Tuesday, 4 June 2002: 4:30 PM
Radiative and dynamical implications of cirrus properties observed at two ARM sites in the equatorial region of the Pacific Ocean

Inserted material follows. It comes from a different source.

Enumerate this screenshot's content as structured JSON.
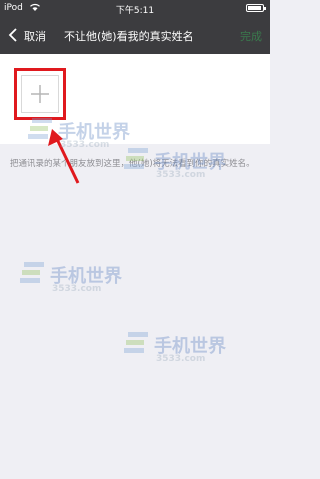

Convective activity in the tropical western Pacific strongly influences frequency of occurrence and microphysical properties of cirrus clouds. Cirrus clouds typical of convectively active regions tend to have larger depths and more structure than those observed in suppressed regions, where cirrus is often thin and laminar. In this study, we examine cirrus occurrence and radiative properties observed over two sites in the tropical western Pacific as part of the U. S. Department of Energy, Atmospheric Radiation Measurement (ARM) program. Combined ground-based infrared radiometer and lidar measurements demonstrate the differences in cirrus properties and cloud occurrence at each location. The dynamical mechanisms typically responsible for cirrus formation at each site greatly impacts local cirrus properties and radiative heating rates, which influences both the radiation budget and dynamical response of the upper troposphere to the presence of cirrus clouds.